- Exercise requirements:
Repeat each entry exactly.

[Opening Data section]

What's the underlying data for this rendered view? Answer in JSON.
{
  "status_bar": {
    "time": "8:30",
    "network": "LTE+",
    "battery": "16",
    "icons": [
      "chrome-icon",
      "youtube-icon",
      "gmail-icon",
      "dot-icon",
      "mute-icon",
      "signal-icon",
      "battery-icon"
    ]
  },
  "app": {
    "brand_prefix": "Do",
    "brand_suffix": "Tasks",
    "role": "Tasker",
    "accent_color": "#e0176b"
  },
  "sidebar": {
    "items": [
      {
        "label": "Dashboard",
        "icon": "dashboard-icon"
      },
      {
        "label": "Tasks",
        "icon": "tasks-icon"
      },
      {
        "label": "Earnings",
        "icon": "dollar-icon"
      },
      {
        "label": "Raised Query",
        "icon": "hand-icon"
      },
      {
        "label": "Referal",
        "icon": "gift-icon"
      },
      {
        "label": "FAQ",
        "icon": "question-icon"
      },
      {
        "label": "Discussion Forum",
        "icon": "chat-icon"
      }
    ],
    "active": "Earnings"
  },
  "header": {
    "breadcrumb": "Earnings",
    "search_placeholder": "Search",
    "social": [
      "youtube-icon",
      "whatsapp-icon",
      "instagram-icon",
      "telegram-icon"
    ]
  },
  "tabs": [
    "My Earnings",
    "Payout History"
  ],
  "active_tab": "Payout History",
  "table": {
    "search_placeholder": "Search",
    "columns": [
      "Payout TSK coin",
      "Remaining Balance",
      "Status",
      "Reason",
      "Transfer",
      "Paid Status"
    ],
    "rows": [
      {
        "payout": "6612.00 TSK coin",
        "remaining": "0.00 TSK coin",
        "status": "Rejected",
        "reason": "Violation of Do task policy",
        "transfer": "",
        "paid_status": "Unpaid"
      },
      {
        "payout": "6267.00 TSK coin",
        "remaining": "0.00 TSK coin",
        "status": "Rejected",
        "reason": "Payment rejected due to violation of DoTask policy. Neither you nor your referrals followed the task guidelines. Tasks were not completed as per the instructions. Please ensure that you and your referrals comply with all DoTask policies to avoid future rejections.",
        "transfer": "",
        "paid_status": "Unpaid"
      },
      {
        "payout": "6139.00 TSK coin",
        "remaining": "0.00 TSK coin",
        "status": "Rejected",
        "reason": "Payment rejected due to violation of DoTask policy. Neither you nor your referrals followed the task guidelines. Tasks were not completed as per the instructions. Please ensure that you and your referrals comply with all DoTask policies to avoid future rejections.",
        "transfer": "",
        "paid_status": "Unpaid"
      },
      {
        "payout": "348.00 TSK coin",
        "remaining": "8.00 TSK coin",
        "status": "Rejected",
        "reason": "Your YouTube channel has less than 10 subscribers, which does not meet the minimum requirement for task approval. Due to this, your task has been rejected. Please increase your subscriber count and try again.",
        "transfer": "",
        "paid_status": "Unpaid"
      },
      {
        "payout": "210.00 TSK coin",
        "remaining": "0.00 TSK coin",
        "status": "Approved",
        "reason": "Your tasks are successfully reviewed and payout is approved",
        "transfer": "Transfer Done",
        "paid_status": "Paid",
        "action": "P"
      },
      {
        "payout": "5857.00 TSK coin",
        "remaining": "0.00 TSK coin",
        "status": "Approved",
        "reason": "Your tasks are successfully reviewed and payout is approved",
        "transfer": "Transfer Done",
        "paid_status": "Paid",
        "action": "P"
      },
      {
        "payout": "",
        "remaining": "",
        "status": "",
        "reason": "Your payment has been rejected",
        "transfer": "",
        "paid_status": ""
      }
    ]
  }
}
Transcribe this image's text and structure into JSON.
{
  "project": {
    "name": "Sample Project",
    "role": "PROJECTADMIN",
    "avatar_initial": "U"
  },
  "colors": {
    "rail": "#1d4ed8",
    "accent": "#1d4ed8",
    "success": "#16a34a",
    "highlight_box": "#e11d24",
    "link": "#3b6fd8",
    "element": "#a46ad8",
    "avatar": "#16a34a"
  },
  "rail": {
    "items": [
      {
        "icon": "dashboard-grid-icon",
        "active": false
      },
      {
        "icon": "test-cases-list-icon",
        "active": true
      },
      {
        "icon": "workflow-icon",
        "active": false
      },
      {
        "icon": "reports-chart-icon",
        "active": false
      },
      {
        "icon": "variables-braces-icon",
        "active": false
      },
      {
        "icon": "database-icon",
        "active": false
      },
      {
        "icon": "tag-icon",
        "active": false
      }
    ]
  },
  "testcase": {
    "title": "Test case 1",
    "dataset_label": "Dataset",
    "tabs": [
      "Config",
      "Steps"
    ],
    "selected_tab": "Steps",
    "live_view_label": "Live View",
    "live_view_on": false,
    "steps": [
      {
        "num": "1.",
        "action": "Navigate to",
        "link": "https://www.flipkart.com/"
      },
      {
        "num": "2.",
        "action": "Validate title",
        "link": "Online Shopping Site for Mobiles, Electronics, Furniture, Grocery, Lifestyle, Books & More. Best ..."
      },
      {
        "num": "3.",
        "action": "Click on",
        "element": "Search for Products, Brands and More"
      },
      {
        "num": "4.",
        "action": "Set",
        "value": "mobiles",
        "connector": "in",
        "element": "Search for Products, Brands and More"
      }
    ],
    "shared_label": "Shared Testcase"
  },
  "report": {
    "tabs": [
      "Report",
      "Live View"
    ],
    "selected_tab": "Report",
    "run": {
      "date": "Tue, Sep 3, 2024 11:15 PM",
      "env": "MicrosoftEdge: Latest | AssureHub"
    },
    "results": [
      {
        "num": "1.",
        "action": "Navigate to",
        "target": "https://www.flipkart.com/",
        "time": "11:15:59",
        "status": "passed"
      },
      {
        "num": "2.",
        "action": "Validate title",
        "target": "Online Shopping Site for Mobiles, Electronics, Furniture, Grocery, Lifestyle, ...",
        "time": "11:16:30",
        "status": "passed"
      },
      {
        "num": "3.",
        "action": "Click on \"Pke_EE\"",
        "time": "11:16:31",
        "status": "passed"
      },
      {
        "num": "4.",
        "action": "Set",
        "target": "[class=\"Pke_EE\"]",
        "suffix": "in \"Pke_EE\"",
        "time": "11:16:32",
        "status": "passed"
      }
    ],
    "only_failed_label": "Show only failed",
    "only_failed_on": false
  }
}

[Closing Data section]

- Problem solution:
What's the underlying data for this rendered view? Answer in JSON.
{
  "status_bar": {
    "time": "8:30",
    "network": "LTE+",
    "battery": "16",
    "icons": [
      "chrome-icon",
      "youtube-icon",
      "gmail-icon",
      "dot-icon",
      "mute-icon",
      "signal-icon",
      "battery-icon"
    ]
  },
  "app": {
    "brand_prefix": "Do",
    "brand_suffix": "Tasks",
    "role": "Tasker",
    "accent_color": "#e0176b"
  },
  "sidebar": {
    "items": [
      {
        "label": "Dashboard",
        "icon": "dashboard-icon"
      },
      {
        "label": "Tasks",
        "icon": "tasks-icon"
      },
      {
        "label": "Earnings",
        "icon": "dollar-icon"
      },
      {
        "label": "Raised Query",
        "icon": "hand-icon"
      },
      {
        "label": "Referal",
        "icon": "gift-icon"
      },
      {
        "label": "FAQ",
        "icon": "question-icon"
      },
      {
        "label": "Discussion Forum",
        "icon": "chat-icon"
      }
    ],
    "active": "Earnings"
  },
  "header": {
    "breadcrumb": "Earnings",
    "search_placeholder": "Search",
    "social": [
      "youtube-icon",
      "whatsapp-icon",
      "instagram-icon",
      "telegram-icon"
    ]
  },
  "tabs": [
    "My Earnings",
    "Payout History"
  ],
  "active_tab": "Payout History",
  "table": {
    "search_placeholder": "Search",
    "columns": [
      "Payout TSK coin",
      "Remaining Balance",
      "Status",
      "Reason",
      "Transfer",
      "Paid Status"
    ],
    "rows": [
      {
        "payout": "6612.00 TSK coin",
        "remaining": "0.00 TSK coin",
        "status": "Rejected",
        "reason": "Violation of Do task policy",
        "transfer": "",
        "paid_status": "Unpaid"
      },
      {
        "payout": "6267.00 TSK coin",
        "remaining": "0.00 TSK coin",
        "status": "Rejected",
        "reason": "Payment rejected due to violation of DoTask policy. Neither you nor your referrals followed the task guidelines. Tasks were not completed as per the instructions. Please ensure that you and your referrals comply with all DoTask policies to avoid future rejections.",
        "transfer": "",
        "paid_status": "Unpaid"
      },
      {
        "payout": "6139.00 TSK coin",
        "remaining": "0.00 TSK coin",
        "status": "Rejected",
        "reason": "Payment rejected due to violation of DoTask policy. Neither you nor your referrals followed the task guidelines. Tasks were not completed as per the instructions. Please ensure that you and your referrals comply with all DoTask policies to avoid future rejections.",
        "transfer": "",
        "paid_status": "Unpaid"
      },
      {
        "payout": "348.00 TSK coin",
        "remaining": "8.00 TSK coin",
        "status": "Rejected",
        "reason": "Your YouTube channel has less than 10 subscribers, which does not meet the minimum requirement for task approval. Due to this, your task has been rejected. Please increase your subscriber count and try again.",
        "transfer": "",
        "paid_status": "Unpaid"
      },
      {
        "payout": "210.00 TSK coin",
        "remaining": "0.00 TSK coin",
        "status": "Approved",
        "reason": "Your tasks are successfully reviewed and payout is approved",
        "transfer": "Transfer Done",
        "paid_status": "Paid",
        "action": "P"
      },
      {
        "payout": "5857.00 TSK coin",
        "remaining": "0.00 TSK coin",
        "status": "Approved",
        "reason": "Your tasks are successfully reviewed and payout is approved",
        "transfer": "Transfer Done",
        "paid_status": "Paid",
        "action": "P"
      },
      {
        "payout": "",
        "remaining": "",
        "status": "",
        "reason": "Your payment has been rejected",
        "transfer": "",
        "paid_status": ""
      }
    ]
  }
}
Transcribe this image's text and structure into JSON.
{
  "project": {
    "name": "Sample Project",
    "role": "PROJECTADMIN",
    "avatar_initial": "U"
  },
  "colors": {
    "rail": "#1d4ed8",
    "accent": "#1d4ed8",
    "success": "#16a34a",
    "highlight_box": "#e11d24",
    "link": "#3b6fd8",
    "element": "#a46ad8",
    "avatar": "#16a34a"
  },
  "rail": {
    "items": [
      {
        "icon": "dashboard-grid-icon",
        "active": false
      },
      {
        "icon": "test-cases-list-icon",
        "active": true
      },
      {
        "icon": "workflow-icon",
        "active": false
      },
      {
        "icon": "reports-chart-icon",
        "active": false
      },
      {
        "icon": "variables-braces-icon",
        "active": false
      },
      {
        "icon": "database-icon",
        "active": false
      },
      {
        "icon": "tag-icon",
        "active": false
      }
    ]
  },
  "testcase": {
    "title": "Test case 1",
    "dataset_label": "Dataset",
    "tabs": [
      "Config",
      "Steps"
    ],
    "selected_tab": "Steps",
    "live_view_label": "Live View",
    "live_view_on": false,
    "steps": [
      {
        "num": "1.",
        "action": "Navigate to",
        "link": "https://www.flipkart.com/"
      },
      {
        "num": "2.",
        "action": "Validate title",
        "link": "Online Shopping Site for Mobiles, Electronics, Furniture, Grocery, Lifestyle, Books & More. Best ..."
      },
      {
        "num": "3.",
        "action": "Click on",
        "element": "Search for Products, Brands and More"
      },
      {
        "num": "4.",
        "action": "Set",
        "value": "mobiles",
        "connector": "in",
        "element": "Search for Products, Brands and More"
      }
    ],
    "shared_label": "Shared Testcase"
  },
  "report": {
    "tabs": [
      "Report",
      "Live View"
    ],
    "selected_tab": "Report",
    "run": {
      "date": "Tue, Sep 3, 2024 11:15 PM",
      "env": "MicrosoftEdge: Latest | AssureHub"
    },
    "results": [
      {
        "num": "1.",
        "action": "Navigate to",
        "target": "https://www.flipkart.com/",
        "time": "11:15:59",
        "status": "passed"
      },
      {
        "num": "2.",
        "action": "Validate title",
        "target": "Online Shopping Site for Mobiles, Electronics, Furniture, Grocery, Lifestyle, ...",
        "time": "11:16:30",
        "status": "passed"
      },
      {
        "num": "3.",
        "action": "Click on \"Pke_EE\"",
        "time": "11:16:31",
        "status": "passed"
      },
      {
        "num": "4.",
        "action": "Set",
        "target": "[class=\"Pke_EE\"]",
        "suffix": "in \"Pke_EE\"",
        "time": "11:16:32",
        "status": "passed"
      }
    ],
    "only_failed_label": "Show only failed",
    "only_failed_on": false
  }
}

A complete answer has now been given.